Release date: June 29, 2007
Director: Brad Bird, Jan Pinkava
Story by: Jan Pinkava, Brad Bird
Screenplay by: Brad Bird, Jim Capobianco
Cast: Patton Oswalt, Ian Holm, Lou Romano, Brian Dennehy, Peter Sohn, Peter O’Toole, Brad Garrett, Janeane Garofalo, Will Arnett
Ratatouille tells the story of a rat named Remy (Oswalt), whose dream is to become a chef. He has a knack for mixing flavors and smells, unlike the rest of his numerous family (or me), Remy has dreams. Good old chef Gusteau’s (Garret) motto has been imprinted into Remy’s psyche “Anyone can cook,” and this little rat can.
During a hectic escape, after a failed attempt to get saffron, Remy loses his family and ends up “stranded” in Paris. With his mind, in the shape of Gusteau, playing tricks on him, Remy ends up in the backdoor of Gusteau’s restaurant which has lost one of its Michelin stars due to a killer review by Anton Ego (O’Toole), who detests what the Gusteau brand is becoming thanks to the cheap eagerness of head chef Skinner (Holm), who’s made every possible frozen junk under Gusteau’s image.
There’s also a new addition to the Gusteau’s kitchen, a scrawny boy named Linguini (Romano) who is just hoping to keep a job as a garbage boy, until he messes up with the soup. Remy witnessing the disaster, steps in to fix it, and their rat/human adventure begins.
Leave it up to Pixar for giving a movie in which rats are in a kitchen — preparing our food — and letting its audience border that fine line of wonderment and complete disgust.
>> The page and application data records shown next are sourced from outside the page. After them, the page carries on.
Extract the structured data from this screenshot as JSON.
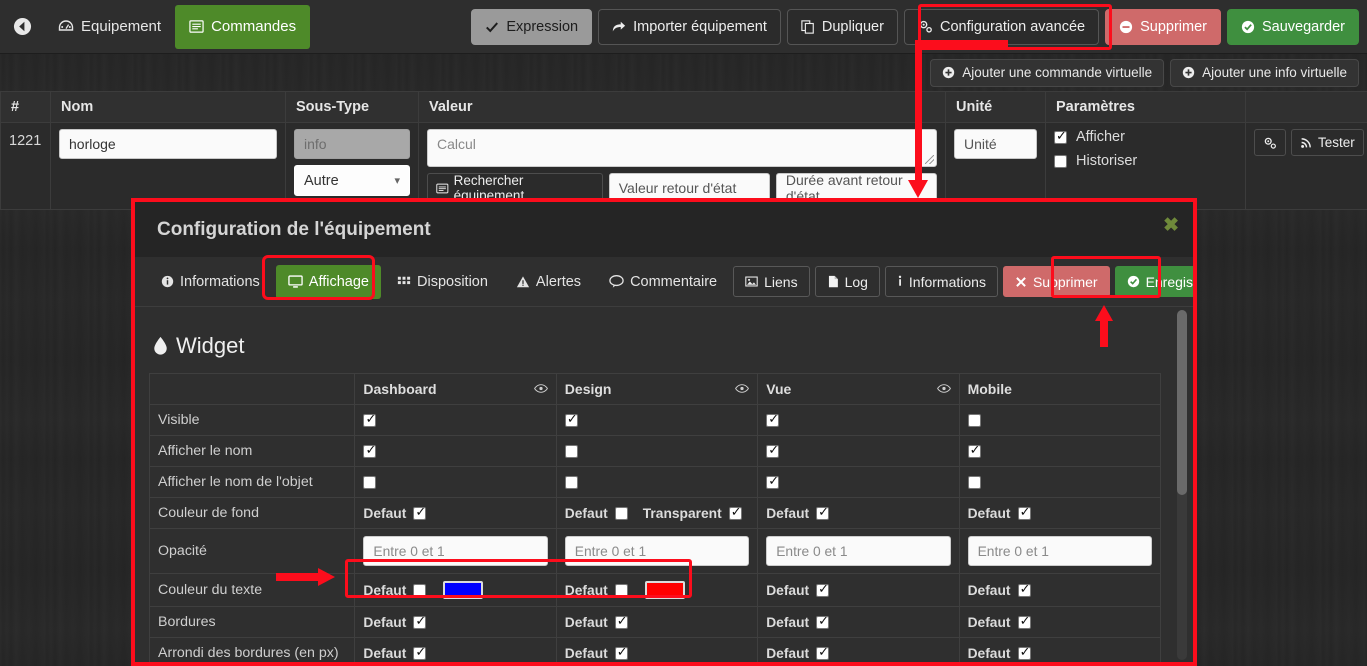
{
  "toolbar": {
    "back_icon": "back-circle-icon",
    "tabs": [
      {
        "label": "Equipement",
        "icon": "dashboard-icon",
        "active": false
      },
      {
        "label": "Commandes",
        "icon": "list-icon",
        "active": true
      }
    ],
    "actions": [
      {
        "label": "Expression",
        "icon": "check-icon",
        "style": "light"
      },
      {
        "label": "Importer équipement",
        "icon": "share-icon",
        "style": "dark"
      },
      {
        "label": "Dupliquer",
        "icon": "copy-icon",
        "style": "dark"
      },
      {
        "label": "Configuration avancée",
        "icon": "gears-icon",
        "style": "dark"
      },
      {
        "label": "Supprimer",
        "icon": "minus-circle-icon",
        "style": "danger"
      },
      {
        "label": "Sauvegarder",
        "icon": "check-circle-icon",
        "style": "success"
      }
    ]
  },
  "subbar": {
    "buttons": [
      {
        "label": "Ajouter une commande virtuelle",
        "icon": "plus-circle-icon"
      },
      {
        "label": "Ajouter une info virtuelle",
        "icon": "plus-circle-icon"
      }
    ]
  },
  "command_table": {
    "headers": [
      "#",
      "Nom",
      "Sous-Type",
      "Valeur",
      "Unité",
      "Paramètres",
      ""
    ],
    "row": {
      "id": "1221",
      "name_value": "horloge",
      "subtype_disabled_value": "info",
      "subtype_select_value": "Autre",
      "calcul_placeholder": "Calcul",
      "search_button_label": "Rechercher équipement",
      "search_button_icon": "list-alt-icon",
      "etat_placeholder": "Valeur retour d'état",
      "duree_placeholder": "Durée avant retour d'état",
      "unite_placeholder": "Unité",
      "params": [
        {
          "label": "Afficher",
          "checked": true
        },
        {
          "label": "Historiser",
          "checked": false
        }
      ],
      "gear_icon": "gears-icon",
      "test_label": "Tester",
      "test_icon": "rss-icon",
      "remove_icon": "minus-circle-icon"
    }
  },
  "modal": {
    "title": "Configuration de l'équipement",
    "close_icon": "close-icon",
    "tabs": [
      {
        "label": "Informations",
        "icon": "info-circle-icon",
        "active": false
      },
      {
        "label": "Affichage",
        "icon": "desktop-icon",
        "active": true
      },
      {
        "label": "Disposition",
        "icon": "grid-icon",
        "active": false
      },
      {
        "label": "Alertes",
        "icon": "warning-icon",
        "active": false
      },
      {
        "label": "Commentaire",
        "icon": "comment-icon",
        "active": false
      }
    ],
    "actions": [
      {
        "label": "Liens",
        "icon": "picture-icon",
        "style": "default"
      },
      {
        "label": "Log",
        "icon": "file-icon",
        "style": "default"
      },
      {
        "label": "Informations",
        "icon": "info-icon",
        "style": "default"
      },
      {
        "label": "Supprimer",
        "icon": "times-icon",
        "style": "danger"
      },
      {
        "label": "Enregistrer",
        "icon": "check-circle-icon",
        "style": "success"
      }
    ],
    "widget": {
      "section_title": "Widget",
      "section_icon": "droplet-icon",
      "columns": [
        "",
        "Dashboard",
        "Design",
        "Vue",
        "Mobile"
      ],
      "column_eye_icon": "eye-icon",
      "rows": [
        {
          "label": "Visible",
          "type": "checkbox",
          "cells": [
            {
              "checked": true
            },
            {
              "checked": true
            },
            {
              "checked": true
            },
            {
              "checked": false
            }
          ]
        },
        {
          "label": "Afficher le nom",
          "type": "checkbox",
          "cells": [
            {
              "checked": true
            },
            {
              "checked": false
            },
            {
              "checked": true
            },
            {
              "checked": true
            }
          ]
        },
        {
          "label": "Afficher le nom de l'objet",
          "type": "checkbox",
          "cells": [
            {
              "checked": false
            },
            {
              "checked": false
            },
            {
              "checked": true
            },
            {
              "checked": false
            }
          ]
        },
        {
          "label": "Couleur de fond",
          "type": "default",
          "cells": [
            {
              "default_label": "Defaut",
              "checked": true
            },
            {
              "default_label": "Defaut",
              "checked": false,
              "extra_label": "Transparent",
              "extra_checked": true
            },
            {
              "default_label": "Defaut",
              "checked": true
            },
            {
              "default_label": "Defaut",
              "checked": true
            }
          ]
        },
        {
          "label": "Opacité",
          "type": "input",
          "cells": [
            {
              "placeholder": "Entre 0 et 1"
            },
            {
              "placeholder": "Entre 0 et 1"
            },
            {
              "placeholder": "Entre 0 et 1"
            },
            {
              "placeholder": "Entre 0 et 1"
            }
          ]
        },
        {
          "label": "Couleur du texte",
          "type": "color",
          "cells": [
            {
              "default_label": "Defaut",
              "checked": false,
              "color": "#0000ff"
            },
            {
              "default_label": "Defaut",
              "checked": false,
              "color": "#ff0000"
            },
            {
              "default_label": "Defaut",
              "checked": true
            },
            {
              "default_label": "Defaut",
              "checked": true
            }
          ]
        },
        {
          "label": "Bordures",
          "type": "default",
          "cells": [
            {
              "default_label": "Defaut",
              "checked": true
            },
            {
              "default_label": "Defaut",
              "checked": true
            },
            {
              "default_label": "Defaut",
              "checked": true
            },
            {
              "default_label": "Defaut",
              "checked": true
            }
          ]
        },
        {
          "label": "Arrondi des bordures (en px)",
          "type": "default",
          "cells": [
            {
              "default_label": "Defaut",
              "checked": true
            },
            {
              "default_label": "Defaut",
              "checked": true
            },
            {
              "default_label": "Defaut",
              "checked": true
            },
            {
              "default_label": "Defaut",
              "checked": true
            }
          ]
        }
      ]
    }
  },
  "annotations": {
    "highlight_color": "#fc0d1c",
    "items": [
      {
        "name": "configuration-avancee-highlight"
      },
      {
        "name": "affichage-tab-highlight"
      },
      {
        "name": "enregistrer-button-highlight"
      },
      {
        "name": "couleur-du-texte-highlight"
      },
      {
        "name": "arrow-from-config-to-modal"
      },
      {
        "name": "arrow-to-enregistrer"
      },
      {
        "name": "arrow-to-couleur-du-texte"
      }
    ]
  }
}
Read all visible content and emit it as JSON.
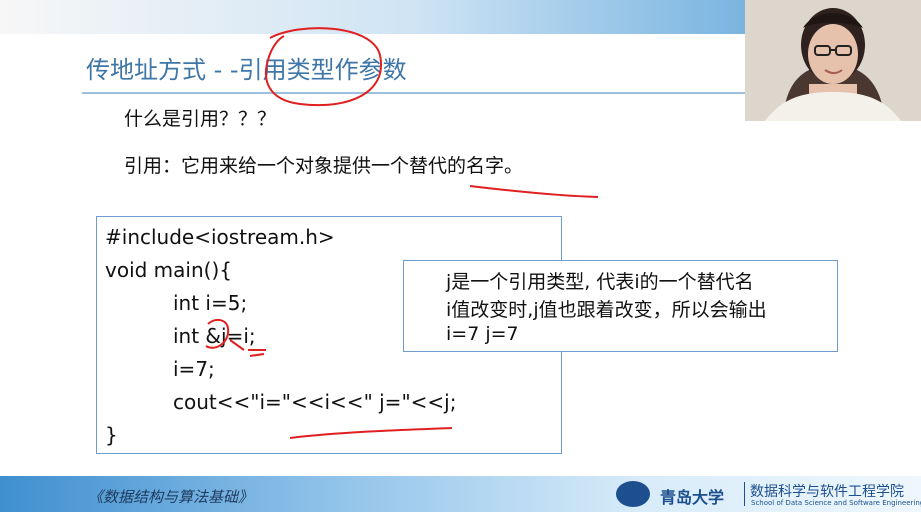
{
  "slide": {
    "title": "传地址方式 - -引用类型作参数",
    "question": "什么是引用？？？",
    "definition": "引用：它用来给一个对象提供一个替代的名字。"
  },
  "code": {
    "lines": [
      "#include<iostream.h>",
      "void main(){",
      "int i=5;",
      "int &j=i;",
      "i=7;",
      "cout<<\"i=\"<<i<<\" j=\"<<j;",
      "}"
    ]
  },
  "note": {
    "lines": [
      "j是一个引用类型, 代表i的一个替代名",
      "i值改变时,j值也跟着改变，所以会输出",
      "i=7 j=7"
    ]
  },
  "footer": {
    "course": "《数据结构与算法基础》",
    "university": "青岛大学",
    "college_cn": "数据科学与软件工程学院",
    "college_en": "School of Data Science and Software Engineering"
  },
  "colors": {
    "title": "#3f76a8",
    "annotation": "#e02020",
    "box_border": "#6f9ccc",
    "footer_band": "#3f8fcf"
  },
  "icons": {
    "webcam": "presenter-video",
    "logo": "university-emblem"
  }
}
Because those are some cute rats, but once they show them all in groups, it’s like there’s something crawling up our skins.
Patton Oswalt’s voice acting is quite effective here, he’s a very relatable individual — have you seen him on United States of Tara? — and it helps his Remy to be even more relatable. Plus, the graphics! How amazing was the food in the film? It’s important to highlight the work that went into this process, and the result of pretty organic-looking food. It almost feels like you can taste the dishes… cooked by a rat.
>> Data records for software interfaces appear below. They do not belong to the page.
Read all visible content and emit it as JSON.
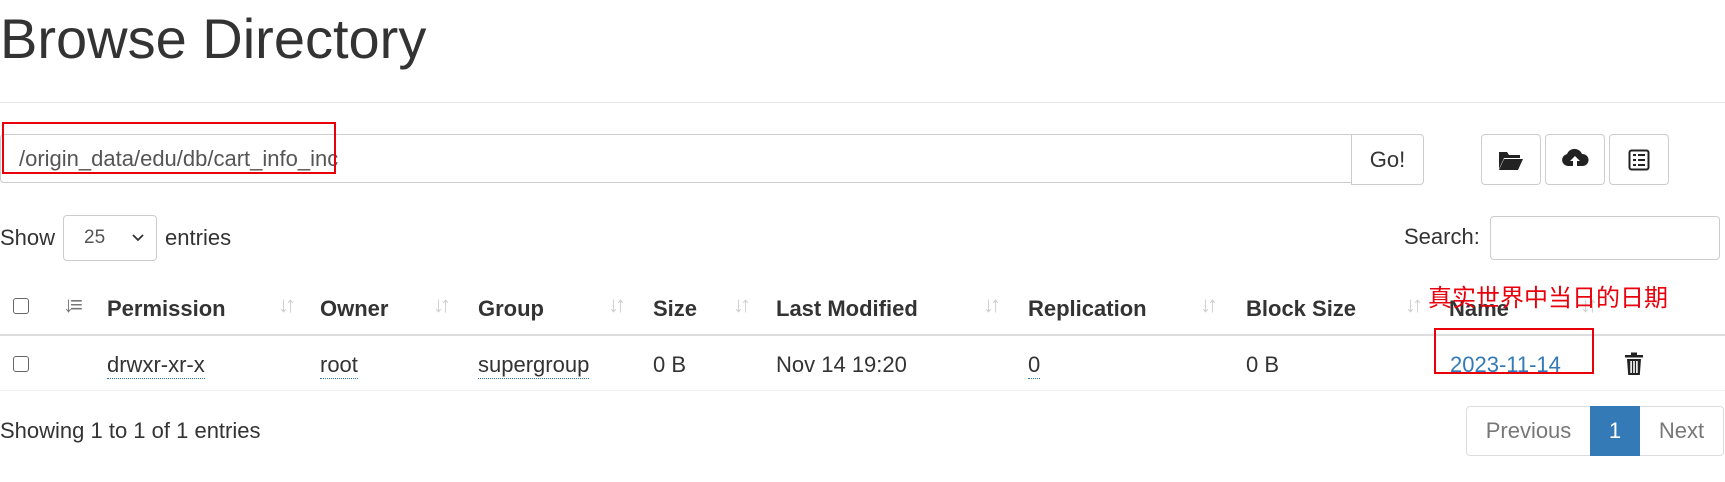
{
  "page": {
    "title": "Browse Directory"
  },
  "path_bar": {
    "value": "/origin_data/edu/db/cart_info_inc",
    "go_label": "Go!"
  },
  "toolbar": {
    "icons": [
      "folder-open-icon",
      "cloud-upload-icon",
      "list-icon"
    ]
  },
  "length_control": {
    "show_label": "Show",
    "selected": "25",
    "entries_label": "entries"
  },
  "search": {
    "label": "Search:",
    "value": ""
  },
  "table": {
    "headers": [
      "Permission",
      "Owner",
      "Group",
      "Size",
      "Last Modified",
      "Replication",
      "Block Size",
      "Name"
    ],
    "rows": [
      {
        "permission": "drwxr-xr-x",
        "owner": "root",
        "group": "supergroup",
        "size": "0 B",
        "last_modified": "Nov 14 19:20",
        "replication": "0",
        "block_size": "0 B",
        "name": "2023-11-14"
      }
    ]
  },
  "annotation": {
    "text": "真实世界中当日的日期",
    "color": "#e8000b"
  },
  "footer": {
    "info": "Showing 1 to 1 of 1 entries",
    "pagination": {
      "previous": "Previous",
      "current": "1",
      "next": "Next"
    }
  },
  "colors": {
    "link": "#337ab7",
    "active_page": "#337ab7",
    "annotation": "#e8000b"
  }
}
While Ratatouille has a few chuckles at the expense of the tiny head chef Skinner, the story is mostly a drama. It is the coming of age story of a rat trying to follow his dreams, even if the odds are against him. A rat that learns how to stand on its own two (or four) feet, and finds a place where he feels at ease. Neither a rat nor a human being, but no one is asking him to choose one or the other. The film is also part light love story, with a slightly aggressive and ironic Colette (Garofalo).
In many ways, the work of a critic is easy. We risk very little yet enjoy a position over those who offer up their work and their selves to our judgment. We thrive on negative criticism, which is fun to write and to read.
However, the best part of it has to be when Ego, against all odds, tastes the ratatouille prepared by Remy, which brings back memory of his mother. It is that power of taste memory, how the taste of a certain chocolate reminds you of something in your life, just like the smell of hot cocoa can bring memories of the holidays. I think it’s at that point when I feel a lonely tear drop from the corner of my eye.
Part of YAM’s Unofficial Animation Week.